Focal point, not focal points

I have recently been working with a couple clients that have newer homes. Newer homes tend to have open floor plans, some have odd ceiling angles, many have tiny corner fireplaces, and more than a couple have an abundance of doorways ……at least in my recent experience.

All these things create problems when laying out furniture and finding a focal point for a room. Open floorplans are still all the rage, but many clients struggle with furniture layout in a large room that serves a couple purposes. The first thing you need to do is figure out the traffic pattern and then create rooms within a room. (Rugs work really well to delineate a space.)

Even though you are sectioning off areas, there should still be only one focal point in the room.

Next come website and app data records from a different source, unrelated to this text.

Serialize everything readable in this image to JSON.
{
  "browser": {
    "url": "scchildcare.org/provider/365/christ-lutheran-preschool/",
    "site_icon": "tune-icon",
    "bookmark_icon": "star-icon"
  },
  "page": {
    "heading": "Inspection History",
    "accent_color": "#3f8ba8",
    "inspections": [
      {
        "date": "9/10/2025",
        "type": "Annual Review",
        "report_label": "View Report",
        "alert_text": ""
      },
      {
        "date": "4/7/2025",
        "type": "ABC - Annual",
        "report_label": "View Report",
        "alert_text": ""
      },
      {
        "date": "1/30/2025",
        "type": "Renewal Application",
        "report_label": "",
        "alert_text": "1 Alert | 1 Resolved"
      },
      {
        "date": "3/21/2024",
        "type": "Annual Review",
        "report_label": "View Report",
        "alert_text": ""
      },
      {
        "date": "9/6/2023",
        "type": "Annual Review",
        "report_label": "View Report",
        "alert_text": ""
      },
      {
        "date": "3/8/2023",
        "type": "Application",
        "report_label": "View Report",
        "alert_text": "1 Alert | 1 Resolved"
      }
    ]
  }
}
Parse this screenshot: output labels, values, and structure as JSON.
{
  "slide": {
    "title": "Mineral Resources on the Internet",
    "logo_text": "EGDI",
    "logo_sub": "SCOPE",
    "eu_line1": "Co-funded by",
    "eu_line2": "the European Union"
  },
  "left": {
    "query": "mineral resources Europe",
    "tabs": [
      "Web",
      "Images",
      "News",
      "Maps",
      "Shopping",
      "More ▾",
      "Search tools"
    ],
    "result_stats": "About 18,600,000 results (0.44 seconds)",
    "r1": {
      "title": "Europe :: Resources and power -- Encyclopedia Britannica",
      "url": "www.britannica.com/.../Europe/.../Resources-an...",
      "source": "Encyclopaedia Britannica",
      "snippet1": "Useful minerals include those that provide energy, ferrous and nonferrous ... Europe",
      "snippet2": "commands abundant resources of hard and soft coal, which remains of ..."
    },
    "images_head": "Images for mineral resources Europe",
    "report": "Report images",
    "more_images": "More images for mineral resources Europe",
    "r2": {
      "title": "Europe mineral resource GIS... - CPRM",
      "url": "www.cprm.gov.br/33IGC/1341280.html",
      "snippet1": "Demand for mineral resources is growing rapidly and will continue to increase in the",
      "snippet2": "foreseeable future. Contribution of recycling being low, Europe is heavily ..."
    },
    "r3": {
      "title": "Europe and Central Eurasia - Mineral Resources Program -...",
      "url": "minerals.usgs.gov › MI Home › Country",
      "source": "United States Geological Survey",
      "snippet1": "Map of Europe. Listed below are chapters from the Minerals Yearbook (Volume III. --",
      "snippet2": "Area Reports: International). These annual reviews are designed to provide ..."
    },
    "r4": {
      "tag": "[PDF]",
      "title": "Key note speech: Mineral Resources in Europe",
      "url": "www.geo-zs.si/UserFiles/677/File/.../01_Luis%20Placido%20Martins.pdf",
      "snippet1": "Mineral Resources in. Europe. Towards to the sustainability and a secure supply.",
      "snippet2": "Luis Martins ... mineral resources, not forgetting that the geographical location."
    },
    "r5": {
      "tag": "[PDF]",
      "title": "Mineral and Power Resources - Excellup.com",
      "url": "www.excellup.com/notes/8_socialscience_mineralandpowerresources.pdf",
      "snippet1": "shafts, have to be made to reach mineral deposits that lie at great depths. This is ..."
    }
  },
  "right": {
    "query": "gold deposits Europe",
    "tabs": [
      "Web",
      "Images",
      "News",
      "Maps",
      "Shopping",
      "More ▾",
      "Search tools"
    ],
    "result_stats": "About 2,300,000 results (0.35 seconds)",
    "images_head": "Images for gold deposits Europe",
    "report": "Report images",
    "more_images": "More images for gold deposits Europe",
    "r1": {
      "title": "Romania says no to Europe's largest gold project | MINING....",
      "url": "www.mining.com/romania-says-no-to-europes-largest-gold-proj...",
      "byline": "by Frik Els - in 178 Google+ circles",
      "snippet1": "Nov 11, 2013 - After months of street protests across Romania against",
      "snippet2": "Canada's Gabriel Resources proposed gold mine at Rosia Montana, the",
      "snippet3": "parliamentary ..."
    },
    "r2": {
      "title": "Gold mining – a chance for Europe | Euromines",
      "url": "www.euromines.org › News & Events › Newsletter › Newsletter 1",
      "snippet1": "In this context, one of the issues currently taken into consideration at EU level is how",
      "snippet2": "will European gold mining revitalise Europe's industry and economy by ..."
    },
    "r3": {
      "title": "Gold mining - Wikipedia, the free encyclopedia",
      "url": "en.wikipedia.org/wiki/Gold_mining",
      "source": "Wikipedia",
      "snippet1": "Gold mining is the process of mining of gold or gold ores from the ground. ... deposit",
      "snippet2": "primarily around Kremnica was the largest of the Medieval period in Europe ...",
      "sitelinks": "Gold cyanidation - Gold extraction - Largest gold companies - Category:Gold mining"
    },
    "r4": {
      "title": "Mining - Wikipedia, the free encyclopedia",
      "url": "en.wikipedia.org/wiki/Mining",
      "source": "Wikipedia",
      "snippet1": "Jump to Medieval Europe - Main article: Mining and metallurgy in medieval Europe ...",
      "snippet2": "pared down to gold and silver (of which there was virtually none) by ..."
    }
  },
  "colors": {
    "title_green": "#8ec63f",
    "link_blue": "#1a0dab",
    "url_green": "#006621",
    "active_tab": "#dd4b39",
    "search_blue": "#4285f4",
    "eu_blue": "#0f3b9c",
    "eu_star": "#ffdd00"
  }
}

It should be the one feature that your eye is drawn to immediately. Sometimes it’s a beautiful fireplace or architectural detail and sometimes it’s the view outside. Unfortunately, sometimes there is no apparent focal point and you have to create one with either paint, wallpaper, artwork ,or such.

If that is the case, make sure you are drawing attention to just 1 thing, remember it’s a “focal point” not “focal points.” You don’t want to have competition for attention in your room.

This is a really good article about focal points in a room, all the do’s and don’ts in a concise, easy read.

Nancy Bradley photo

Nancy bradley

I consult, design, and remodel spaces that reflect the homeowner’s lifestyle and budget by getting the cost question out of the way and really listening to what my client wants and how much they have set aside for their project.